The canvass of Sultan’s paintings became bigger as he started painting rural scenes with men and women at work. In most of his paintings, a panoramic view is presented like a widescreen in films. But in the vast canvass no space is left untouched. The colour used is mostly brown, depicting his idealised men and women at one with mother earth. Next to brown, his favourite colour is green and he uses it with dramatic effect as can be seen when a pumpkin is added in a kitchen scene dominated by brown, ochre and red. The various figures and objects that bristle in his large canvas become distinct by clever use of colours. Colour is rarely loud in his paintings and in their mute presence they complement the figures and objects, rather than dominating them. Another distinctive feature of his paintings is the attention given to details. Just as no space is left alone, even the minutest detail is highlighted with tender care. Each clod of earth and object in water is marked and distinguished by drawing: lilies with leaves float on patches of water beside fields where men and women are at work; mother hens pick grains in domestic courtyards with their flock; the composed eyes of cows radiate contentment. Sultan’s minute use of space unites the text with the context.
In panoramic paintings of vast fields stretching to horizon he uses perspective mostly in the traditional way, figures and objects becoming smaller with distance. But in some paintings he tilts the perspective upwards, rather than stretching it horizontally to a vanishing point. It gives the effect of a long angle shot of camera, offering the viewers a sense of proximity to the subject by telescoping the depth. Thus the viewers become part of the scene. This technique also allows each of the myriad figures of men, women, children and domestic animals to be shown distinctly in perfect relation to each other. This unconventional approach to perspective became the hallmark of his paintings, though the purists felt uncomfortable with it.

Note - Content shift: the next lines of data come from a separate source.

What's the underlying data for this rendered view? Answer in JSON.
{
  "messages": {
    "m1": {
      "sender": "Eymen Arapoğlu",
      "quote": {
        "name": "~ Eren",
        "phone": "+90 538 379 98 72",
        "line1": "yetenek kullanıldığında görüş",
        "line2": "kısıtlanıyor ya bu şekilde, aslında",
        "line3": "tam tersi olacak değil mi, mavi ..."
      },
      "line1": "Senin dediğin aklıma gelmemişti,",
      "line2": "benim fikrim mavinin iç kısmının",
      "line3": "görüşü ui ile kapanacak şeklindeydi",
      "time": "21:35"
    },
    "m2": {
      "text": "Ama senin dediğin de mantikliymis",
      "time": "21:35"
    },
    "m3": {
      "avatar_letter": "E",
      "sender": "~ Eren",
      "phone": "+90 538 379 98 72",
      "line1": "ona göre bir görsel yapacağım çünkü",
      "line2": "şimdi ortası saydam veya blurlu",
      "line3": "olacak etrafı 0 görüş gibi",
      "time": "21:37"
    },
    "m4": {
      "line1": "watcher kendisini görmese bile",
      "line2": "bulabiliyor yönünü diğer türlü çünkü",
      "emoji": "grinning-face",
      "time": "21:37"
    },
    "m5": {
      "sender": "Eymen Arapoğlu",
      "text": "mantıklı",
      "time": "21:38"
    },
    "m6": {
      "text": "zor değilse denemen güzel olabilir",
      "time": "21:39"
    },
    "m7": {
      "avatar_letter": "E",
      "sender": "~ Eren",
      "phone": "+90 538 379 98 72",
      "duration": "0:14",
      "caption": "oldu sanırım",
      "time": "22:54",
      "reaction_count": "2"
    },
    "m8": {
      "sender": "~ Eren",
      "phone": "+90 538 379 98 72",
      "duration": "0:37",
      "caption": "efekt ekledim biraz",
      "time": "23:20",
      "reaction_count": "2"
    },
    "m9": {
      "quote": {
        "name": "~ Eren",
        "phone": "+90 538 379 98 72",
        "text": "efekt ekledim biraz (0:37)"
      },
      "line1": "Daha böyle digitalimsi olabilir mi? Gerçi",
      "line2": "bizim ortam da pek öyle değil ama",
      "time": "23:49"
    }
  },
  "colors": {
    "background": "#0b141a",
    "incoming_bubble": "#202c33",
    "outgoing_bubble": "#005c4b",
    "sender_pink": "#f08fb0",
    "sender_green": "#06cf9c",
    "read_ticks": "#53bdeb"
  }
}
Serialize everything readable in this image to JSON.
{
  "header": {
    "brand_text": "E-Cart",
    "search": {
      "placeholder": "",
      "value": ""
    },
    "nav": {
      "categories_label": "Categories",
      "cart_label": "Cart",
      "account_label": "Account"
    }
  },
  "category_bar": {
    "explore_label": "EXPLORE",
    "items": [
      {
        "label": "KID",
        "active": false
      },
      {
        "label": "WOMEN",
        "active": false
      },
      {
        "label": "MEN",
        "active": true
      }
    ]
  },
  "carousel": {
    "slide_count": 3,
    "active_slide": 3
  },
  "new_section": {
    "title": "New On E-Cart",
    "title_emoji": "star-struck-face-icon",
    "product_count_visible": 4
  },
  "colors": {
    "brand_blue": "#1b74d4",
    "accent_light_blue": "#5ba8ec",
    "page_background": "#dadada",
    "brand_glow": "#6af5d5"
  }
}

Once Sultan found his subject and the style, there was no turning back. He was so content with this that he did not explore alternatives. In the process he also became repetitive. But the repetition did not take the shine off of his works. Each of his canvases had its own meaning and appeal, though the tableaux of life was the same. Very few artists have been able to build his reputation and receive critical acclaim by using so limited number of subjects and a signature style. Sultan succeeded because he painted from his heart and with passion. Each of his painting is a manifestation of his lust for life. His paintings are also a tribute to the ordinary men and women of rural Bangladesh who remain unvanquished. Sultan knew that it would be so forever.
Published in Quarterly Padma, Summer 2004.